» Task details
Your answer consists of the lines in the data that contain "rank". Copy each of them.

Records contained in a dataset

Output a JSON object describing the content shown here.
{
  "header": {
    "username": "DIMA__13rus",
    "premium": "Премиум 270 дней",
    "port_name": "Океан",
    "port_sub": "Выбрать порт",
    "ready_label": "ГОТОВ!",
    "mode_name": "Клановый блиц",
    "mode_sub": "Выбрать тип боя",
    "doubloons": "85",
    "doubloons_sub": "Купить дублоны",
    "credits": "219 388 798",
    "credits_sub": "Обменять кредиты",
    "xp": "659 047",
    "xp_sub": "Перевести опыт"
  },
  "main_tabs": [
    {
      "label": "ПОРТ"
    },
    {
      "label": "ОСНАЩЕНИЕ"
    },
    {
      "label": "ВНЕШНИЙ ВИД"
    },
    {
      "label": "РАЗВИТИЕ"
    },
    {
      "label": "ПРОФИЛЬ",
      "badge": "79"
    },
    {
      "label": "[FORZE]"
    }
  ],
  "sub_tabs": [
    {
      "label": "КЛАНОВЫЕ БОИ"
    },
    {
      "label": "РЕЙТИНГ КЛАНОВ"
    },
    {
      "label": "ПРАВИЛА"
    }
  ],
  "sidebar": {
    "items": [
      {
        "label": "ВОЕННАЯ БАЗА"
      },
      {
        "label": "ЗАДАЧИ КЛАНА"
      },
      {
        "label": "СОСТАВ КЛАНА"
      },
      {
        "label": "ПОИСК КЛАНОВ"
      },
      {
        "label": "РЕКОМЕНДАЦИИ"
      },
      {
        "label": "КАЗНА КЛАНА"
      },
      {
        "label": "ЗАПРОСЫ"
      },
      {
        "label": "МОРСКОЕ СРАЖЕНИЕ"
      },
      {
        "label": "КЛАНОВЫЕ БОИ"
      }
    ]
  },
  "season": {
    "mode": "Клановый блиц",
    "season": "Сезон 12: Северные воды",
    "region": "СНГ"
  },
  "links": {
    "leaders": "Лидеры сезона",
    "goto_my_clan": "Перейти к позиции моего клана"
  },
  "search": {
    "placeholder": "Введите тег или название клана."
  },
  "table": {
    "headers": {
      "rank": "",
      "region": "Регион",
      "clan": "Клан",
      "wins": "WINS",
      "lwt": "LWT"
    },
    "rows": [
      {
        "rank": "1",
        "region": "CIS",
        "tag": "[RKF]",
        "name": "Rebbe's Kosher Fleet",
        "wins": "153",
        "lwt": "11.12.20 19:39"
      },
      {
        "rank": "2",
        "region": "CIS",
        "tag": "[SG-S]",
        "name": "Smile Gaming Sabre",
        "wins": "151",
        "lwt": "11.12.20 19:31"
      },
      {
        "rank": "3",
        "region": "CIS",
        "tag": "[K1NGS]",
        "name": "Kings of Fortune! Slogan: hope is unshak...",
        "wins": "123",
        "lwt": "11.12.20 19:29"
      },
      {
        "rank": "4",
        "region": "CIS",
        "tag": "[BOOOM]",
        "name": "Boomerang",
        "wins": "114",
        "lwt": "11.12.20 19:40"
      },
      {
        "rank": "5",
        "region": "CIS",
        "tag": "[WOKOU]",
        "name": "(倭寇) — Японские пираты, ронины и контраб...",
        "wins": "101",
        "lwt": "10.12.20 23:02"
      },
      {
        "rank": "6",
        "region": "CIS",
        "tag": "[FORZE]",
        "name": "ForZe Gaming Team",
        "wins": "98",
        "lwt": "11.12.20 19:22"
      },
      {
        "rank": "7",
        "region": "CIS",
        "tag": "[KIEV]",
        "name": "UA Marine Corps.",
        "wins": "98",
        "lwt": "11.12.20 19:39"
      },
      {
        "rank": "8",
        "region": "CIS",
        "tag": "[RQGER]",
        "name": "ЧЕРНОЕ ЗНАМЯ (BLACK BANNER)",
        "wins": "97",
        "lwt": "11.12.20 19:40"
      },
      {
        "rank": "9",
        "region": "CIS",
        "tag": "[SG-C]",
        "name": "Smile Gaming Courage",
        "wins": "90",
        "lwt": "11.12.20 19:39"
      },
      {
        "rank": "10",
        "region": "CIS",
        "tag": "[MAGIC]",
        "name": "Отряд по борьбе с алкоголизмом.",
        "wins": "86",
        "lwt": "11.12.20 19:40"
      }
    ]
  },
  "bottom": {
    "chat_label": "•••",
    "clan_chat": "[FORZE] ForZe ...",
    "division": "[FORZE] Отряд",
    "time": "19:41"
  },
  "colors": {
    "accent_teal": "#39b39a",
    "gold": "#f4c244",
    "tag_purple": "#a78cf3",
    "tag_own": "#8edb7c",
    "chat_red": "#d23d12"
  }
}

» Finished task
      "rank": "",
        "rank": "1",
        "rank": "2",
        "rank": "3",
        "rank": "4",
        "rank": "5",
        "rank": "6",
        "rank": "7",
        "rank": "8",
        "rank": "9",
        "rank": "10",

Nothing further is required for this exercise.